WORK INSTRUCTION — Please find all lines containing "tutanota" in the listing below and copy them.

Start of PROVIDED INFORMATION

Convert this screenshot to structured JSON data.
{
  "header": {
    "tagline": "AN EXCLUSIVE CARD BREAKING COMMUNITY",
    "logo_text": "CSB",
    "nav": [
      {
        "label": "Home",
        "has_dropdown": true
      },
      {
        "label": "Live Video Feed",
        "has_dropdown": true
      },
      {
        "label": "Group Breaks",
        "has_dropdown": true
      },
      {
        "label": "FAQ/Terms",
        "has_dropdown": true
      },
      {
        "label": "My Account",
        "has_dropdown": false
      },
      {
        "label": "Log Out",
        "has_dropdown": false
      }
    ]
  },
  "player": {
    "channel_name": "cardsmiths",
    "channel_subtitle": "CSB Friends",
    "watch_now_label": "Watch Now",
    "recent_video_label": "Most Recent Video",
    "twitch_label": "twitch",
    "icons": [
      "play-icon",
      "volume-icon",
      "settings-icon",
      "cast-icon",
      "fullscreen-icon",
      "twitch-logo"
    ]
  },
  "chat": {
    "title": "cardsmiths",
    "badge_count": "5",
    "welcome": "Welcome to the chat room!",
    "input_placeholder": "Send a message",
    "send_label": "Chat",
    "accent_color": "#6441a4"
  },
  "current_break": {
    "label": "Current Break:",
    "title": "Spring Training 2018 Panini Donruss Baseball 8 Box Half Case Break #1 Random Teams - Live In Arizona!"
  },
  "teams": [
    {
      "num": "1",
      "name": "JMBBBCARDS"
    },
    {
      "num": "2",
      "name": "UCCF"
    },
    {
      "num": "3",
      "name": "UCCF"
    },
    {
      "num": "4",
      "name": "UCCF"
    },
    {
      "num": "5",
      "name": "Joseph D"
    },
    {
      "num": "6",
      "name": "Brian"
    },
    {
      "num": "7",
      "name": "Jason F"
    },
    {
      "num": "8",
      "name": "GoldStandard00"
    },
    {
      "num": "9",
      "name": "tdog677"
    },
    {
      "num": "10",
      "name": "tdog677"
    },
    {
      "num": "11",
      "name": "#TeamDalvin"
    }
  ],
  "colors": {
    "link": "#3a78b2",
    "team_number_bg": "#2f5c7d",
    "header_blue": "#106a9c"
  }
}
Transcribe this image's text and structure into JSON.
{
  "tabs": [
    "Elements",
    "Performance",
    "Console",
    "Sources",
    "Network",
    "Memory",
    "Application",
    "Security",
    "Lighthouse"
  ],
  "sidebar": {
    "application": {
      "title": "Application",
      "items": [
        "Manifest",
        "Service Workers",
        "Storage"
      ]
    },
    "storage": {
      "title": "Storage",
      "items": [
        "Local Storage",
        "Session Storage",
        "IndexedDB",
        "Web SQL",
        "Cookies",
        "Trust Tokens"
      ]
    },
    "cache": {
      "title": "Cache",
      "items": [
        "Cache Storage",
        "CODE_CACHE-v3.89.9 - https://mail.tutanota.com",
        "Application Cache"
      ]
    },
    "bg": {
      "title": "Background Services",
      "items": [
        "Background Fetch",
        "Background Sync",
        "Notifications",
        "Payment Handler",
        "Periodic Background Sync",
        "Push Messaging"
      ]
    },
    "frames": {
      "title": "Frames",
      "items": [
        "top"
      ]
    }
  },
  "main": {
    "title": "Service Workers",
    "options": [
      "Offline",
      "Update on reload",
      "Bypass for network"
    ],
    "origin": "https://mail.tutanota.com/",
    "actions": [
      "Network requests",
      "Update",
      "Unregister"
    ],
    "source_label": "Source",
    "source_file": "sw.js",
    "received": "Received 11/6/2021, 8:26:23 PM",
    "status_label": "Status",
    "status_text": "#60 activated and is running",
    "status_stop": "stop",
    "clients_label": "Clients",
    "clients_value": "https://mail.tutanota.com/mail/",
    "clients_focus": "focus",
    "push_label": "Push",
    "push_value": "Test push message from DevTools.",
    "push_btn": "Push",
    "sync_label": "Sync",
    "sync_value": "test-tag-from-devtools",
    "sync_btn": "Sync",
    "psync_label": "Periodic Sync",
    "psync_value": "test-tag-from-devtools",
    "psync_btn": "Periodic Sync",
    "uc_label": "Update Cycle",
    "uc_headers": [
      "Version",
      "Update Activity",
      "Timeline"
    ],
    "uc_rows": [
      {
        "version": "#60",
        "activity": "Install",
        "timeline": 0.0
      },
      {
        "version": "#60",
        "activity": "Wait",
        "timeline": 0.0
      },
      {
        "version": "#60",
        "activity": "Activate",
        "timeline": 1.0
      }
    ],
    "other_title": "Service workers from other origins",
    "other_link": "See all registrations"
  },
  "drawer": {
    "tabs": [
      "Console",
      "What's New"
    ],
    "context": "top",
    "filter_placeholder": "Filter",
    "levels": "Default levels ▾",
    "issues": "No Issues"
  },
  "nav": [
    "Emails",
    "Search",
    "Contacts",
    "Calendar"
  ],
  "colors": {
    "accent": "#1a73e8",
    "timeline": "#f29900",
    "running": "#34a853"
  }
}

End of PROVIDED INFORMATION

ANSWER FOR THIS EXERCISE —
        "CODE_CACHE-v3.89.9 - https://mail.tutanota.com",
    "origin": "https://mail.tutanota.com/",
    "clients_value": "https://mail.tutanota.com/mail/",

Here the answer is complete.